The Norfolk Bat Group is a voluntaray wildlife conservation group
focussing on the conservation of wild bats within the English county of
Norfolk. The Norfolk group were first formed in 1961 and were the first
of the present day ninety county based bat groups in the UK.
Site copyright © The Norfolk Bat Group
Our smallest and most common
bat is the Pipistrelle. These are essentially bats of buildings and can be seen at dusk
in the centre of Norwich, in the towns, villages and countryside throughout the county.
In the summertime all pregnant female bats form maternity colonies, where they produce a
single baby. Pipistrelles choose chalet bungalows, houses ancient and modern as well
as the more traditional sites of churches and barns. These breeding colonies usually

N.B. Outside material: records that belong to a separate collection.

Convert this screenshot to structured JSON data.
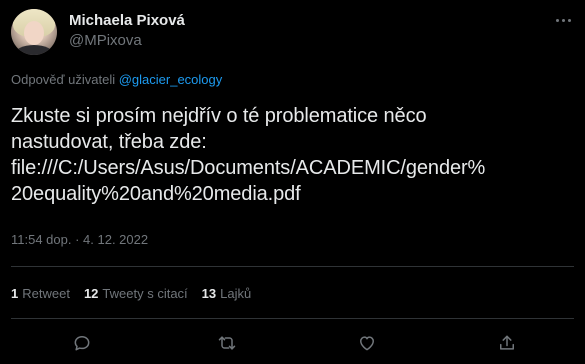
{
  "author": {
    "name": "Michaela Pixová",
    "handle": "@MPixova"
  },
  "reply": {
    "prefix": "Odpověď uživateli",
    "mention": "@glacier_ecology"
  },
  "tweet": {
    "lines": [
      "Zkuste si prosím nejdřív o té problematice něco",
      "nastudovat, třeba zde:",
      "file:///C:/Users/Asus/Documents/ACADEMIC/gender%",
      "20equality%20and%20media.pdf"
    ],
    "timestamp": "11:54 dop. · 4. 12. 2022"
  },
  "stats": [
    {
      "count": "1",
      "label": "Retweet"
    },
    {
      "count": "12",
      "label": "Tweety s citací"
    },
    {
      "count": "13",
      "label": "Lajků"
    }
  ],
  "icons": {
    "more": "more-dots-icon",
    "reply": "reply-icon",
    "retweet": "retweet-icon",
    "like": "like-icon",
    "share": "share-icon"
  },
  "colors": {
    "background": "#000000",
    "text": "#e7e9ea",
    "muted": "#71767b",
    "accent": "#1d9bf0",
    "divider": "#2f3336"
  }
}
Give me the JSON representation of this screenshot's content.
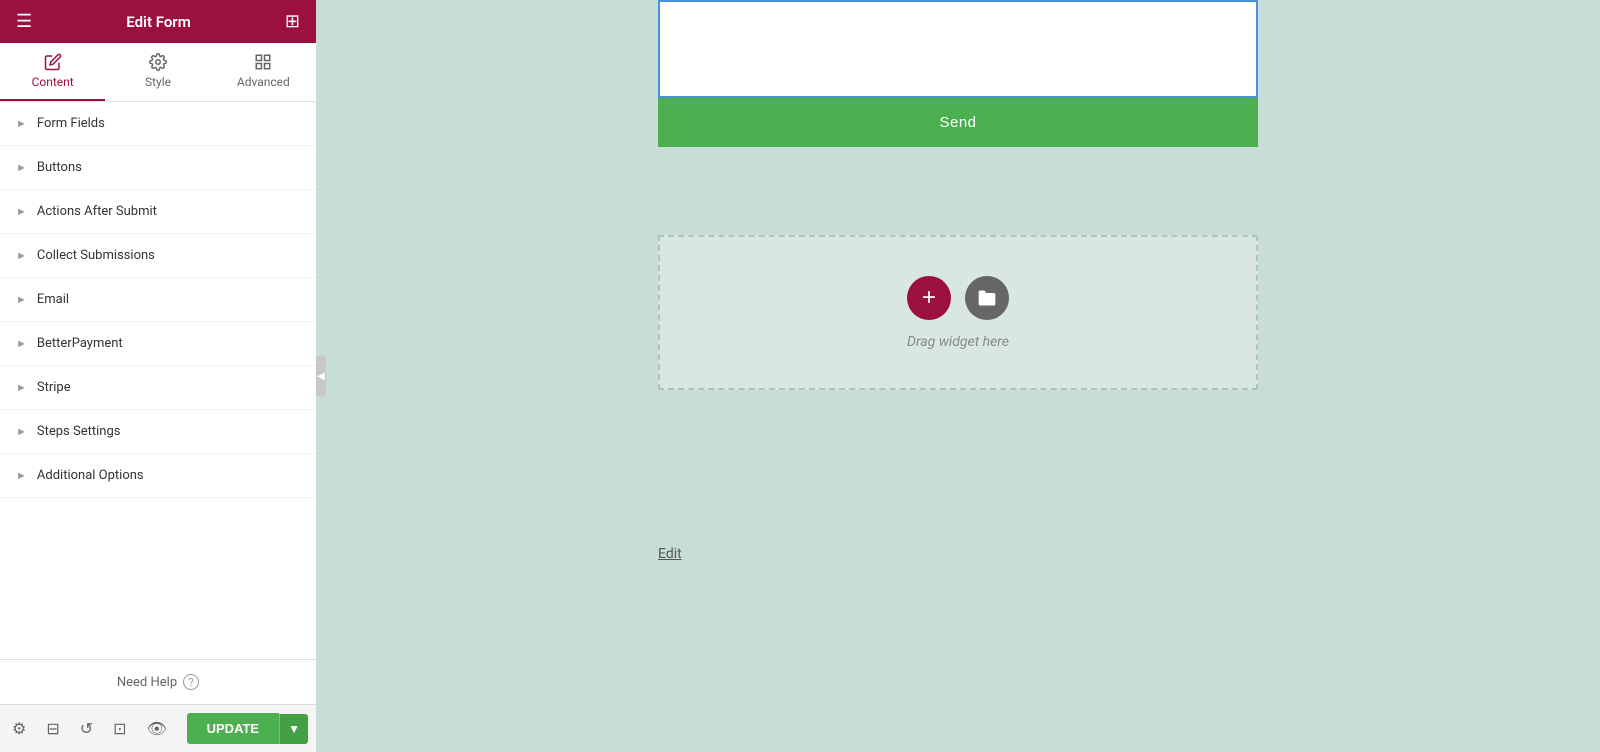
{
  "header": {
    "title": "Edit Form",
    "menu_icon": "☰",
    "grid_icon": "⊞"
  },
  "tabs": [
    {
      "id": "content",
      "label": "Content",
      "active": true
    },
    {
      "id": "style",
      "label": "Style",
      "active": false
    },
    {
      "id": "advanced",
      "label": "Advanced",
      "active": false
    }
  ],
  "accordion": {
    "items": [
      {
        "id": "form-fields",
        "label": "Form Fields"
      },
      {
        "id": "buttons",
        "label": "Buttons"
      },
      {
        "id": "actions-after-submit",
        "label": "Actions After Submit"
      },
      {
        "id": "collect-submissions",
        "label": "Collect Submissions"
      },
      {
        "id": "email",
        "label": "Email"
      },
      {
        "id": "better-payment",
        "label": "BetterPayment"
      },
      {
        "id": "stripe",
        "label": "Stripe"
      },
      {
        "id": "steps-settings",
        "label": "Steps Settings"
      },
      {
        "id": "additional-options",
        "label": "Additional Options"
      }
    ]
  },
  "footer": {
    "need_help_label": "Need Help",
    "help_icon": "?"
  },
  "bottom_bar": {
    "update_label": "UPDATE",
    "arrow": "▼",
    "icons": [
      "⚙",
      "⊟",
      "↺",
      "⊡",
      "👁"
    ]
  },
  "canvas": {
    "send_button_label": "Send",
    "drop_zone_text": "Drag widget here",
    "edit_link": "Edit",
    "add_btn_label": "+",
    "folder_btn_label": "📁"
  },
  "colors": {
    "brand_dark": "#9b1040",
    "green": "#4caf50",
    "canvas_bg": "#c8ddd8"
  }
}
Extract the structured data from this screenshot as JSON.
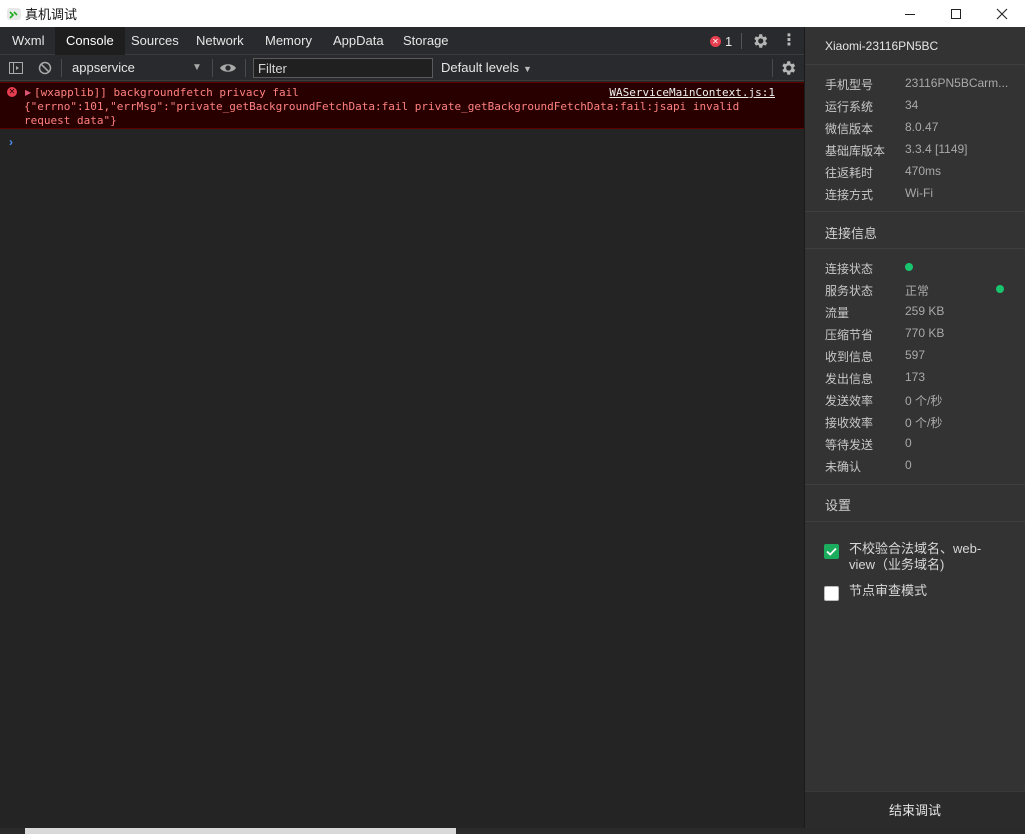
{
  "window": {
    "title": "真机调试",
    "app_icon": "wechat-devtools-icon"
  },
  "tabs": [
    "Wxml",
    "Console",
    "Sources",
    "Network",
    "Memory",
    "AppData",
    "Storage"
  ],
  "active_tab": "Console",
  "error_count": "1",
  "toolbar": {
    "context": "appservice",
    "filter_placeholder": "Filter",
    "levels": "Default levels"
  },
  "console": {
    "messages": [
      {
        "level": "error",
        "line1": "[wxapplib]] backgroundfetch privacy fail",
        "source": "WAServiceMainContext.js:1",
        "line2": "{\"errno\":101,\"errMsg\":\"private_getBackgroundFetchData:fail private_getBackgroundFetchData:fail:jsapi invalid request data\"}"
      }
    ],
    "prompt": "›"
  },
  "device": {
    "name": "Xiaomi-23116PN5BC",
    "info": [
      {
        "label": "手机型号",
        "value": "23116PN5BCarm..."
      },
      {
        "label": "运行系统",
        "value": "34"
      },
      {
        "label": "微信版本",
        "value": "8.0.47"
      },
      {
        "label": "基础库版本",
        "value": "3.3.4 [1149]"
      },
      {
        "label": "往返耗时",
        "value": "470ms"
      },
      {
        "label": "连接方式",
        "value": "Wi-Fi"
      }
    ]
  },
  "connection": {
    "title": "连接信息",
    "items": [
      {
        "label": "连接状态",
        "value": ""
      },
      {
        "label": "服务状态",
        "value": "正常"
      },
      {
        "label": "流量",
        "value": "259 KB"
      },
      {
        "label": "压缩节省",
        "value": "770 KB"
      },
      {
        "label": "收到信息",
        "value": "597"
      },
      {
        "label": "发出信息",
        "value": "173"
      },
      {
        "label": "发送效率",
        "value": "0 个/秒"
      },
      {
        "label": "接收效率",
        "value": "0 个/秒"
      },
      {
        "label": "等待发送",
        "value": "0"
      },
      {
        "label": "未确认",
        "value": "0"
      }
    ],
    "status_color": "#19c46e"
  },
  "settings": {
    "title": "设置",
    "options": [
      {
        "label": "不校验合法域名、web-view（业务域名)",
        "checked": true
      },
      {
        "label": "节点审查模式",
        "checked": false
      }
    ]
  },
  "end_button": "结束调试"
}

form in May or June, the young being born in July and the mothers and adolescent offspring
begin to disperse when the babies are weaned by the end of August subject to the prevailing
summer weather conditions. The largest reported colony in recent years was 700 in the
Waveney valley, but an average sized group these days (away from the broads and river
valleys with their extra abundance of flying insect food) is 30 70. This sized colony
could fit into a space not much larger than a house brick and crevices and spaces in brickwork
or roof timbers are where they prefer to be. It is most unusual in East Anglia to actually be
able to see Pipistrelles where they are hiding during daylight hours even with the aid of a
torch in a roof space. Hibernation for Pipistrelles does not start in earnest until Christmas
when the weather really starts to get frosty. They will not normally be present in their
summertime haunts, but will be deep into the brickwork or flints of old barns and churches
or behind loose plaster or deep in cracked timber, wherever there is a constant cool
temperature and high humidity. Timber treatment, re roofing, house extensions and renovations
as well as frightened or concerned householders and church authorities generate over one hundred
enquiries locally each year which "English Nature" and the Norfolk and Suffolk Bat Group members
deal with, helping people with bat problems, and occasionally vice versa !
Recent work has suggested that the bat we still call the "common
pipistrelle" should be split into two species. The reason for this is that
some bats call at about 45 KHz and others at about 55 KHz. There also seem
to be slightly differences in face colour and behaviour. However, if you do
not own a detector it really is rather difficult to distinguish the two sorts apart!
There is still an enormous amount to learn about the habits and distribution of these understudied
and misunderstood animals and everyone is encouraged to help with this task by reporting any found
or seen, and to encourage the conservation of known roosting sites.
We are aware of certain consultants and government agencies downloading and using this data and
passing it off as their own work.
Permission for reproduction of material from the NBG web site is required from anyone and everyone. Any further
copyright lapses will be listed on this website with names and organisation then the relevant ISP
informed that a breach of copyright has occurred.